Emily Roper is the owner and founder of Early Roots. She has an education background in psychology, midwifery, and neuro-developmental delay. She also has a personal and family history with learning difficulties that makes her uniquely qualified to help children with neuro-developmental delays. Emily first became interested in NDD therapy after seeing how much it helped her cousin.
“Having a child with developmental problems impacts the entire family. It becomes such a large part of normal, every-day activities. I got to experience some of this when I was younger. I grew up with a cousin who struggled with developmental issues and I remember my Aunt constantly looking for something that would help him. For years, they tried everything they could find with minimal success. Eventually, my Aunt found an NDD therapist and my cousin started getting the help he needed. As a young teenager, I got to witness his success with the program and it had a huge impact on me. It was not long after this, that I decided I wanted to be able to offer other families the same thing.”
Emily graduated from the University of Central Oklahoma with a bachelor’s degree in Psychology. While she was getting this degree, Emily had the opportunity to spend a month in Colorado interning under an NDD therapist at Anna’s House.
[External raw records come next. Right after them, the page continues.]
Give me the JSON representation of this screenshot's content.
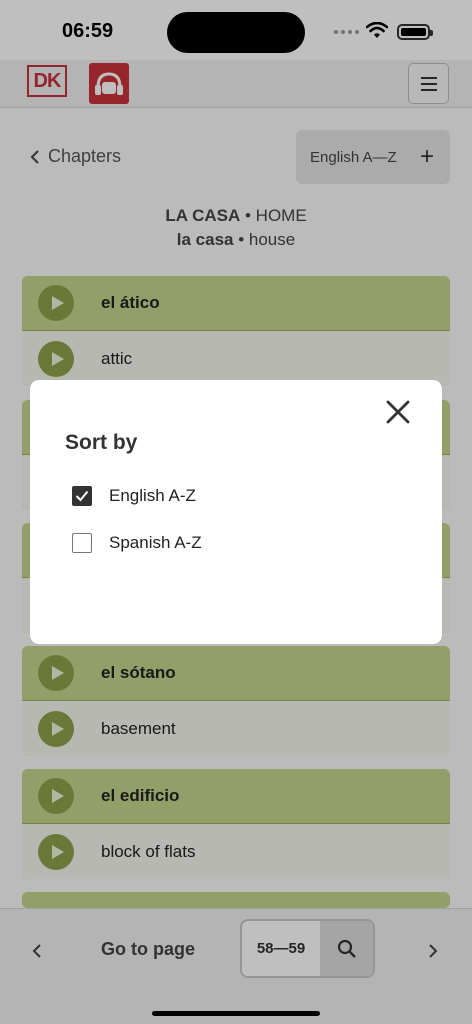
{
  "status": {
    "time": "06:59"
  },
  "header": {
    "dk_logo": "DK",
    "app_logo_text": "A-Z",
    "menu_icon": "hamburger-icon"
  },
  "nav": {
    "back_label": "Chapters",
    "sort_label": "English A—Z"
  },
  "heading": {
    "line1_bold": "LA CASA",
    "line1_rest": " • HOME",
    "line2_bold": "la casa",
    "line2_rest": " • house"
  },
  "cards": [
    {
      "spanish": "el ático",
      "english": "attic"
    },
    {
      "spanish": "el sótano",
      "english": "basement"
    },
    {
      "spanish": "el edificio",
      "english": "block of flats"
    }
  ],
  "bottom": {
    "goto_label": "Go to page",
    "page_value": "58—59"
  },
  "modal": {
    "title": "Sort by",
    "options": [
      {
        "label": "English A-Z",
        "checked": true
      },
      {
        "label": "Spanish A-Z",
        "checked": false
      }
    ]
  },
  "colors": {
    "brand_red": "#c9323b",
    "card_green": "#c4d58d",
    "play_green": "#8ea24a"
  }
}
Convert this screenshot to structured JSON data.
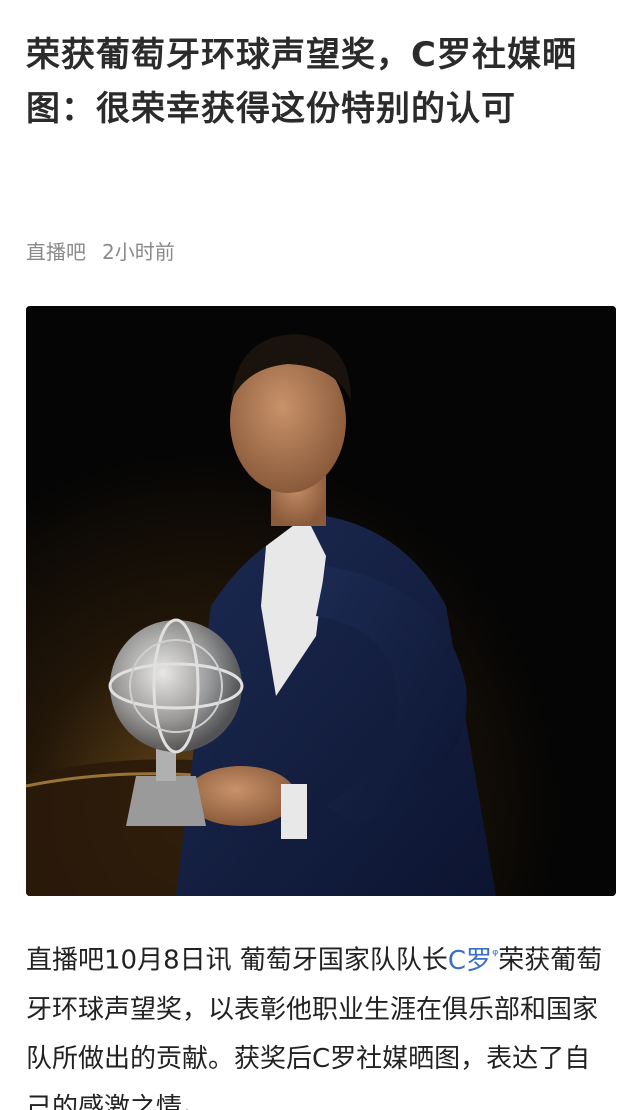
{
  "article": {
    "title": "荣获葡萄牙环球声望奖，C罗社媒晒图：很荣幸获得这份特别的认可",
    "source": "直播吧",
    "time": "2小时前",
    "body_lead": "直播吧10月8日讯  葡萄牙国家队队长",
    "body_link": "C罗",
    "body_rest": "荣获葡萄牙环球声望奖，以表彰他职业生涯在俱乐部和国家队所做出的贡献。获奖后C罗社媒晒图，表达了自己的感激之情。"
  },
  "colors": {
    "link": "#3a6fc4",
    "meta": "#8a8a8a",
    "title": "#2b2b2b"
  },
  "icons": {
    "search_mark": "search-icon"
  }
}
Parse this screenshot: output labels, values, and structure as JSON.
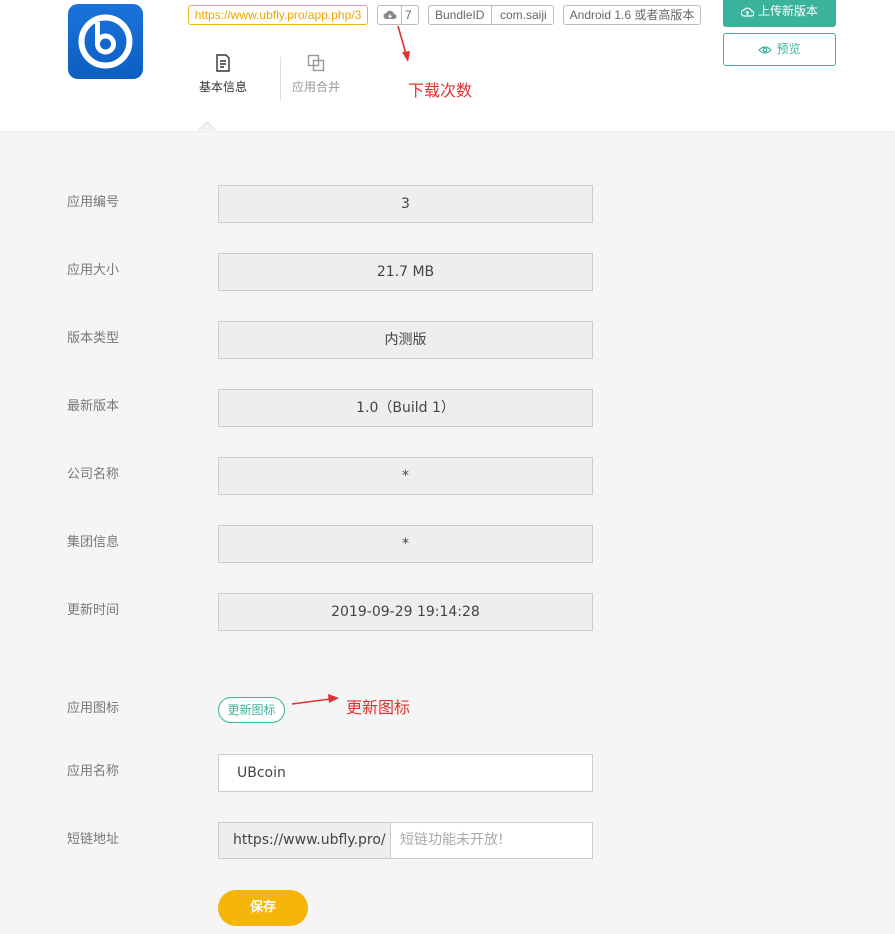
{
  "header": {
    "app_url": "https://www.ubfly.pro/app.php/3",
    "download_count": "7",
    "bundle_id_label": "BundleID",
    "bundle_id_value": "com.saiji",
    "platform": "Android 1.6 或者高版本",
    "upload_button": "上传新版本",
    "preview_button": "预览",
    "accent_color": "#3bb39c",
    "logo_color": "#1468cf"
  },
  "tabs": [
    {
      "label": "基本信息",
      "icon": "document-icon",
      "active": true
    },
    {
      "label": "应用合并",
      "icon": "copy-icon",
      "active": false
    }
  ],
  "annotations": {
    "download_note": "下载次数",
    "icon_note": "更新图标",
    "color": "#e23030"
  },
  "info": {
    "app_id_label": "应用编号",
    "app_id": "3",
    "size_label": "应用大小",
    "size": "21.7 MB",
    "type_label": "版本类型",
    "type": "内测版",
    "latest_label": "最新版本",
    "latest": "1.0（Build 1）",
    "company_label": "公司名称",
    "company": "*",
    "group_label": "集团信息",
    "group": "*",
    "updated_label": "更新时间",
    "updated": "2019-09-29 19:14:28"
  },
  "form": {
    "icon_label": "应用图标",
    "update_icon_button": "更新图标",
    "name_label": "应用名称",
    "name_value": "UBcoin",
    "short_link_label": "短链地址",
    "short_link_prefix": "https://www.ubfly.pro/",
    "short_link_placeholder": "短链功能未开放!",
    "save_button": "保存",
    "save_color": "#f5b50a"
  }
}
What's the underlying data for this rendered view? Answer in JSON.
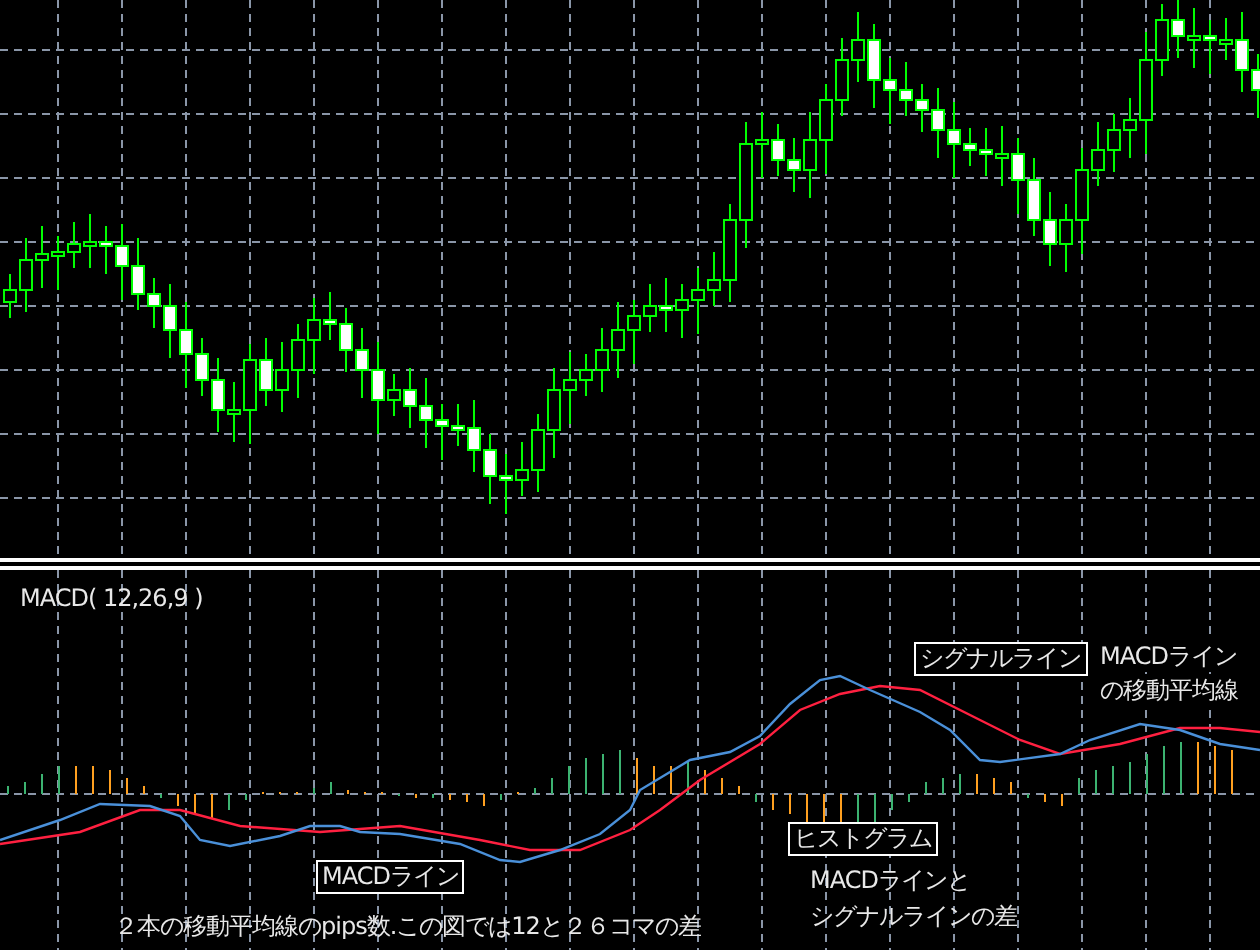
{
  "indicator_label": "MACD( 12,26,9 )",
  "signal_line": {
    "label": "シグナルライン",
    "note": [
      "MACDライン",
      "の移動平均線"
    ]
  },
  "histogram": {
    "label": "ヒストグラム",
    "note": [
      "MACDラインと",
      "シグナルラインの差"
    ]
  },
  "macd_line": {
    "label": "MACDライン",
    "note": "２本の移動平均線のpips数.この図では12と２６コマの差"
  }
}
One of the things she learned during this internship was how impactful pregnancy and birth are to normal brain development.
"In all of my developmental classes, my professors spent a lot of time on pregnancy and brain development. It was not until later that I realized labor and birth also have a huge impact on brain development.”
During her senior year at UCO, Emily completed the necessary classes to become a childbirth doula. After college, Emily decided to continue her education and began studying midwifery. She was accepted into the midwife’s assistant program at the Oklahoma Midwives Alliance and also began a clinical apprenticeship at Community Midwifery Services.
In 2015, Emily began her post-graduate program for Neuro-Developmental Delay at the Institute of Neuro-Physiological Psychology (INPP). In 2016, Emily completed their one-year training program and became an INPP licentiante.